I deleted every PDF on my site except for the one I was updating. And still there were attempts to download these nonexistent PDFs.
Now, this could have been a person very interested in my work because they liked it, or it could have been something less wholesome. So, I decided to test it by changing the medium of exchange. After all, if it was a fan, then they would gladly sign up for a free subscription, right? So I set up a subscription on Gumroad, updated part three with a new scene, and announced it both here on my blog and on Twitter.
No one signed up.
Now, there are a lot of ways I could take this. First off, it shows me that, unless you have a following, sharing stories on a blog isn’t the way to go, even if it’s an established story. (Action item: build a following.)
Wattpad would be better, but I didn’t choose it this time because this is the final part of three, and it’s the final part of the second volume in the series, at that. If I had written the other stories on Wattpad, I might have tried, but I’m not going to have strangers jump in right in the middle of the story. And at the midpoint of the series, too.
So, yeah, no Wattpad.
Because I don’t know if this means the story isn’t sellable or not, I’m temporarily calling this a Book of the Heart. It will get finished, and I will update again starting sometime in January. Updates will occur once a month and, again, go through the subscription at Gumroad. For those who want to sign up, I will, in early January, put a link in the sidebar, as well as a progress meter so you see at a glance if any new words have been added.
My main focus, though, is a project that might have a bigger audience than a former baker’s wife who has a complicated romance with a mysterious minstrel.
I’m going to write a fantasy romance featuring Puck, a.k.a. Robin Goodfellow.
And this one, though sweet, will follow the romance beats a lot more closely than Trial of the Ornic does/did.
I’ll still post snippets here and there if I have a really good day, but otherwise, this blog is going to be full of fairies for a while. Hope you don’t mind. And I think I might also post this rough draft on Wattpad, given it’s the beginning of a new series. We’ll see.
In the meantime, I hope all is well in your household and that the holidays are very happy for all of you.
Thank you for your patience in waiting for this update. I hope you find this new scene for The Lord’s Tale, and this new approach to updating, worth the wait.
Series: Trial of the Ornic

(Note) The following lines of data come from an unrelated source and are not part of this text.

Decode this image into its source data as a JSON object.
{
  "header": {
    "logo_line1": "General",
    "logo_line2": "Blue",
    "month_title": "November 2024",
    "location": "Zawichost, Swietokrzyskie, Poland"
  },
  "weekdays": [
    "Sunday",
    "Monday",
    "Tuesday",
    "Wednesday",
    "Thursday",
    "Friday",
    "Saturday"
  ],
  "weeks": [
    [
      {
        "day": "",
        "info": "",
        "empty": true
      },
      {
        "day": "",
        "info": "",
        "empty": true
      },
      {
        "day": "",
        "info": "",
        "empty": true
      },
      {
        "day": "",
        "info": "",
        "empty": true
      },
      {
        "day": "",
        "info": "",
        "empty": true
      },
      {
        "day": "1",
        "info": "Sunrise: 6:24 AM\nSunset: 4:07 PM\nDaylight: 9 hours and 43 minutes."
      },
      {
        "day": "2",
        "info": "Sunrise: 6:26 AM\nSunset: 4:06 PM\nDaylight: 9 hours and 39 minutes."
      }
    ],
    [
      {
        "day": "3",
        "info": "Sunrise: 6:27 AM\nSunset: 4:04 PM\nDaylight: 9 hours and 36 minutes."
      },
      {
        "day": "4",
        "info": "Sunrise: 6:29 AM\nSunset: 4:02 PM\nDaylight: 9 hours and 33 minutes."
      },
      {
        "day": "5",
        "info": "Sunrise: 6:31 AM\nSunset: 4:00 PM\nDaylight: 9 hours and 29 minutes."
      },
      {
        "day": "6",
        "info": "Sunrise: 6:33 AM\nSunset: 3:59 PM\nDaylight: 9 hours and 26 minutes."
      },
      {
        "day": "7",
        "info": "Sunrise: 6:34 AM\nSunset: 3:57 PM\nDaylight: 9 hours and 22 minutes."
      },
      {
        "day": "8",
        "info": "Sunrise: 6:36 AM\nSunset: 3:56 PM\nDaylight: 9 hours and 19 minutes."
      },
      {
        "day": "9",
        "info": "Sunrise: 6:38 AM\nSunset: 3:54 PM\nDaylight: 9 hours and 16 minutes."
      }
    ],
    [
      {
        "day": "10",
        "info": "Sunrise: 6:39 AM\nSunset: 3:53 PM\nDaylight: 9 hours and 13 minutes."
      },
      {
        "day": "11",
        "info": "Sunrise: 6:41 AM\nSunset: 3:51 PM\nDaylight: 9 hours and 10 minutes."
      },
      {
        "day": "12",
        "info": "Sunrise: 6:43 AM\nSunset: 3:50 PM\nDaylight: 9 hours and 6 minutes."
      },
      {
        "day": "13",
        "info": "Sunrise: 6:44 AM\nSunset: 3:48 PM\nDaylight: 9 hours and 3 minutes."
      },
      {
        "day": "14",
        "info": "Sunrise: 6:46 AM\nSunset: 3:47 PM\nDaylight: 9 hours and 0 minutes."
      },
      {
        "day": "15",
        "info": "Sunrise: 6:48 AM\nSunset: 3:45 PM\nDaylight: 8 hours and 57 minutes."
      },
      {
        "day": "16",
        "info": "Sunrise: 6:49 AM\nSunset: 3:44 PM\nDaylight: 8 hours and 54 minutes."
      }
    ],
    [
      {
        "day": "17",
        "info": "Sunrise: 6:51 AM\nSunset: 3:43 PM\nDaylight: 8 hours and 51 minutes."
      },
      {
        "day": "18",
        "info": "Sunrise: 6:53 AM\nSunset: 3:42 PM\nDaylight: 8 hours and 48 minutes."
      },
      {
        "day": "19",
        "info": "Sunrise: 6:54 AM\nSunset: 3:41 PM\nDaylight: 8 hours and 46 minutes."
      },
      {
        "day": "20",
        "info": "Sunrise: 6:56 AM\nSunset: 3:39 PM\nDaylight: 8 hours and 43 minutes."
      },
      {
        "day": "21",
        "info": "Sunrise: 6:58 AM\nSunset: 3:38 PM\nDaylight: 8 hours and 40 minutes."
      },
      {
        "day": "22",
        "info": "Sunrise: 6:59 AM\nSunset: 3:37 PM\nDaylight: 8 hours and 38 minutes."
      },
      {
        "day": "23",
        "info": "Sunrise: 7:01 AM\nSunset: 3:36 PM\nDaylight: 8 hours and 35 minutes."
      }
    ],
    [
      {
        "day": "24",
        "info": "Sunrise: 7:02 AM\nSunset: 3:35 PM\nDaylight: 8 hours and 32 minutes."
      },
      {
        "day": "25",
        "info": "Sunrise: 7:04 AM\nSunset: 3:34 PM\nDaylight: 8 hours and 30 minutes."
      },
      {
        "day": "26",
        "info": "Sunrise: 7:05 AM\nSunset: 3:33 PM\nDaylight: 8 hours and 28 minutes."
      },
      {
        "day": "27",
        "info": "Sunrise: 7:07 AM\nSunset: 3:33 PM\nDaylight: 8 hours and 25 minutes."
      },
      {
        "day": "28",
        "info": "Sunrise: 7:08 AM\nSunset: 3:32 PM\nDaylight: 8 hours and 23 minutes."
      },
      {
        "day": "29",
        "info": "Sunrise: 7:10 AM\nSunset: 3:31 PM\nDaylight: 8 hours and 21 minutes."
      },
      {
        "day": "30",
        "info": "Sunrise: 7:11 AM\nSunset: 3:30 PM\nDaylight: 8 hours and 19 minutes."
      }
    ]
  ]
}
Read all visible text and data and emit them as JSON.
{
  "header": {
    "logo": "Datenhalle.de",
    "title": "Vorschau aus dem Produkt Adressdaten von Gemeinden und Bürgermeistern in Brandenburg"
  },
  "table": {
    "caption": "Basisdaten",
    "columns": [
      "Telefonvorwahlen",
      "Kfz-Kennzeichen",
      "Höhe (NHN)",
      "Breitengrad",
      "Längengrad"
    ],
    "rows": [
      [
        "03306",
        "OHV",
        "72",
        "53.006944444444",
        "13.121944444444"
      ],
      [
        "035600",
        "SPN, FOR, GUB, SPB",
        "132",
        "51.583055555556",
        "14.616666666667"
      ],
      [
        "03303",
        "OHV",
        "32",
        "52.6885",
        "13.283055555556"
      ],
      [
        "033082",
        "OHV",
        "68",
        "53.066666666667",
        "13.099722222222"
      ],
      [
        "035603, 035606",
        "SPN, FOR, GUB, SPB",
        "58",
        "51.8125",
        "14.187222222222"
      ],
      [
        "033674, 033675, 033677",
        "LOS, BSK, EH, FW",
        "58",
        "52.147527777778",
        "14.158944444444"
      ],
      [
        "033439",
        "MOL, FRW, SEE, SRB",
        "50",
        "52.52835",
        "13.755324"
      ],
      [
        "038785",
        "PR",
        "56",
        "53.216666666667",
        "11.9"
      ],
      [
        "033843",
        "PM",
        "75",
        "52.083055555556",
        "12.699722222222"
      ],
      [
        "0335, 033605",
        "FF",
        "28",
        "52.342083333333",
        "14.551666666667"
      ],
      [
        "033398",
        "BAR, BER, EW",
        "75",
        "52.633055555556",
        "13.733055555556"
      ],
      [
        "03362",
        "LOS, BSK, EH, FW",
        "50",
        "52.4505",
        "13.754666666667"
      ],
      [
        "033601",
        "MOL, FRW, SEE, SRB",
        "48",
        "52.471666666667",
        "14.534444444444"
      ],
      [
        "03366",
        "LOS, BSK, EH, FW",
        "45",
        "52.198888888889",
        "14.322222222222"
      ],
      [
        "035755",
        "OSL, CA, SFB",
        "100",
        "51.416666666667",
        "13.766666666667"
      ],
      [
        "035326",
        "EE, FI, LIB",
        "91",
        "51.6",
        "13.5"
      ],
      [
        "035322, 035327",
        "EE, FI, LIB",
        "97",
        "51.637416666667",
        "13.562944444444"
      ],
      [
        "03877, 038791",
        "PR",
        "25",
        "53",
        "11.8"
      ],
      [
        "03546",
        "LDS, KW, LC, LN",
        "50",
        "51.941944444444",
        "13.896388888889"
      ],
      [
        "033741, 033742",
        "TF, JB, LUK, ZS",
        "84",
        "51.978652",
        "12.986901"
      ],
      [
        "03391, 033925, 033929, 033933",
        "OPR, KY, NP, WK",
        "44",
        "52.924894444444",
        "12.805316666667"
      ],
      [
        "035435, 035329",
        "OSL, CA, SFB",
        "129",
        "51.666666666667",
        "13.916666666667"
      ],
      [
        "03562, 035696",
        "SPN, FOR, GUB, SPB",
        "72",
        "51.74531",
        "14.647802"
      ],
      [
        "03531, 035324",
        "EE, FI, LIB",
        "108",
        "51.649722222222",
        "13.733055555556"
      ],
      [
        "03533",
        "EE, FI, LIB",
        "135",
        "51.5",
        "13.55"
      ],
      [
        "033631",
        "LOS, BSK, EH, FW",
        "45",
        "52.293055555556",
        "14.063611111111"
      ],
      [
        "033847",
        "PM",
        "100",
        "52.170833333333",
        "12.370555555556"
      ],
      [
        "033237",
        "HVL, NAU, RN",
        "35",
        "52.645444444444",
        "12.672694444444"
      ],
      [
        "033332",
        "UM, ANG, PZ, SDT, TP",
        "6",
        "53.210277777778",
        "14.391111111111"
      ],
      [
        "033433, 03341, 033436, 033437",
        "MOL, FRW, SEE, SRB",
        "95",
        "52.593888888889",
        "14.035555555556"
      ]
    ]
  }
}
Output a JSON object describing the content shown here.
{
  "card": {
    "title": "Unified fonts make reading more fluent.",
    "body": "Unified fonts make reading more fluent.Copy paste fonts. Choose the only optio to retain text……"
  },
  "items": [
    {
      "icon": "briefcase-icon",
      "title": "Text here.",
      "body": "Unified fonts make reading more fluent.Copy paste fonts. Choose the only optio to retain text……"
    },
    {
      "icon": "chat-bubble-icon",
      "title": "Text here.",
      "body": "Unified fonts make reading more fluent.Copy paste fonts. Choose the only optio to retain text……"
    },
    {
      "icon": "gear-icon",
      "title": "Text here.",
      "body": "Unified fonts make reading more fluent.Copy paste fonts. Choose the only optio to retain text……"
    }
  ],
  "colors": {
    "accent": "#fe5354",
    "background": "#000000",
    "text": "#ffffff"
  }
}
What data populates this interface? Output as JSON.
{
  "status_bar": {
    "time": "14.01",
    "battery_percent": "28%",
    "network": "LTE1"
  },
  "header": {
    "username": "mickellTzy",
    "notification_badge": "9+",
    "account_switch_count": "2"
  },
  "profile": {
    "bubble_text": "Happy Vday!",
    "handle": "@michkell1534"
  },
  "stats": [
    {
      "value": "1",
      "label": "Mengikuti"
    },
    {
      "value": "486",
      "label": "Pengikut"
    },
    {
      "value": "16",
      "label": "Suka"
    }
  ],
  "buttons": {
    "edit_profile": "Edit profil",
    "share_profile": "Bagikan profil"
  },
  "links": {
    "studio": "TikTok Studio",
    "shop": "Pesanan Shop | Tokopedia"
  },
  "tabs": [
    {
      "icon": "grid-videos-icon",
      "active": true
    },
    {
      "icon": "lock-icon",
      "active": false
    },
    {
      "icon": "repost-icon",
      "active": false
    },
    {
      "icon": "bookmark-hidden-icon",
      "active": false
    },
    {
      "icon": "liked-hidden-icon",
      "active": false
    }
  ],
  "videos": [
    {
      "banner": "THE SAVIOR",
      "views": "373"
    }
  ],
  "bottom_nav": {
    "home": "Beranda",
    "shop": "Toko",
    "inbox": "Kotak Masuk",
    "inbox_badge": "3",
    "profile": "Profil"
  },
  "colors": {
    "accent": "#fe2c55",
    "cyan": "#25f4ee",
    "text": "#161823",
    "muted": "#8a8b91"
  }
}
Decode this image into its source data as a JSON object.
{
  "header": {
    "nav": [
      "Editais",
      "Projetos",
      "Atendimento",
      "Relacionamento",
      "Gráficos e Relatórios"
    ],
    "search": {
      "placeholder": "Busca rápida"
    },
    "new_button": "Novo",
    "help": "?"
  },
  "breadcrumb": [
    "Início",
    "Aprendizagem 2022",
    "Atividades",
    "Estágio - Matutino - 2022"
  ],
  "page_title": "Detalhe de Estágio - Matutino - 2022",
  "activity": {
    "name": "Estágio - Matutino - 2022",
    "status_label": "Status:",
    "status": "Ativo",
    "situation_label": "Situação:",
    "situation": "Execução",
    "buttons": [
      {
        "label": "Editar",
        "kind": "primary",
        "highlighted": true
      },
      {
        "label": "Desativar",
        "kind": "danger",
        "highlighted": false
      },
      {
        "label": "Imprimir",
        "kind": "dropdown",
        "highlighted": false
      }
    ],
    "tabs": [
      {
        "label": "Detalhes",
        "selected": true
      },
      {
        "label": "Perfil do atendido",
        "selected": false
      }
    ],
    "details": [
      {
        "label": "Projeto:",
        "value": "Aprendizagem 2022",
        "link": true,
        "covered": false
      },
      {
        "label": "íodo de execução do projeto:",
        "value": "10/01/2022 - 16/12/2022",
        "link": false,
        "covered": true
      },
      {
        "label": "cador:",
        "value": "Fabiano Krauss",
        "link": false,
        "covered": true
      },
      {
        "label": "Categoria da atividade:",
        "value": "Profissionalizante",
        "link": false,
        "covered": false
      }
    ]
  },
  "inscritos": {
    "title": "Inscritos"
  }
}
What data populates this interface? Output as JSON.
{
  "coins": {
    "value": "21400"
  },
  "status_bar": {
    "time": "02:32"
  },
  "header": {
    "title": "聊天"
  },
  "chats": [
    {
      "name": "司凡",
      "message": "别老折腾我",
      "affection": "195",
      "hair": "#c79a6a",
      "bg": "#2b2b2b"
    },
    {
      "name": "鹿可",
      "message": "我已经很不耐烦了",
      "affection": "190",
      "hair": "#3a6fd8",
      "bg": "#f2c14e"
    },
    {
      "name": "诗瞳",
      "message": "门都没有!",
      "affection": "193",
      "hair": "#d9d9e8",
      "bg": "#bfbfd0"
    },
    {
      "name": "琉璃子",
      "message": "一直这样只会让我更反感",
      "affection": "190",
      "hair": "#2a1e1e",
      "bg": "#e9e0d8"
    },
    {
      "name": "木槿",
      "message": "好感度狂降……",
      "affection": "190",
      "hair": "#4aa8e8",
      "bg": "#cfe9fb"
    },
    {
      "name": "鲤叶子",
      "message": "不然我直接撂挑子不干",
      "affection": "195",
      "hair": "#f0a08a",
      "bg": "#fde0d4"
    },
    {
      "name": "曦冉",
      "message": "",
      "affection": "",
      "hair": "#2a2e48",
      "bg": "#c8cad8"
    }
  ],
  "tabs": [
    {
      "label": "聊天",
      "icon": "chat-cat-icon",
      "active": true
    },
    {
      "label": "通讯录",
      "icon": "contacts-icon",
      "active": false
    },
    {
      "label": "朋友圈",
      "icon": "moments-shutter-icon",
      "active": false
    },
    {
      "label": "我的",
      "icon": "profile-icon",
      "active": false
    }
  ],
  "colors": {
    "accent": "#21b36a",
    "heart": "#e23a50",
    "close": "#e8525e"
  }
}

Book Description: Within the besieged city of Openwater, Krysilla Jyomsa, now employed by her former husband, Lejer, swears to continue to believe in the oath she made with Zhiv and Daegan to learn magic that will help people, even if it means learning spells outside her trade. When Lady Lia Marilisin, current ruler of the city, asks her to open an enormous portal beneath the noble’s manor, she agrees, swearing that this time she is stronger, the proof of it currently protecting the city. But the magic that waits for her below has secrets they cannot yet imagine. And Lia’s manipulations threaten the lives of everyone Krysilla cares about, from the youngest of them, Tira, to the one Lia wants to make her own, Zhiv Mikailsin, the minstrel who started it all. It doesn’t help that Krysilla feels as if something very important, something she can’t yet see, has begun to go wrong. And that feeling keeps growing the longer she’s away from Zhiv…
If you’d like a more complete recap of the series, please visit the recap page.
Update: Krysilla and Zhiv come to an agreement regarding helping Lia, and Krysilla makes Zhiv more than one promise.
Due to various life factors, there will be no update this weekend. (Saying this because it’s just past midnight where I am which means that, technically, it’s Saturday, not Friday.) Everything’s okay, it’s just some tasks took priority.
I will try to have a scene or two up by Monday, but make no promises.
Also, while I’m here, I may not be updating this coming Friday due to the Thanksgiving holiday here in the U.S.
Thank you for your patience. I hope to get to a more stable schedule by December.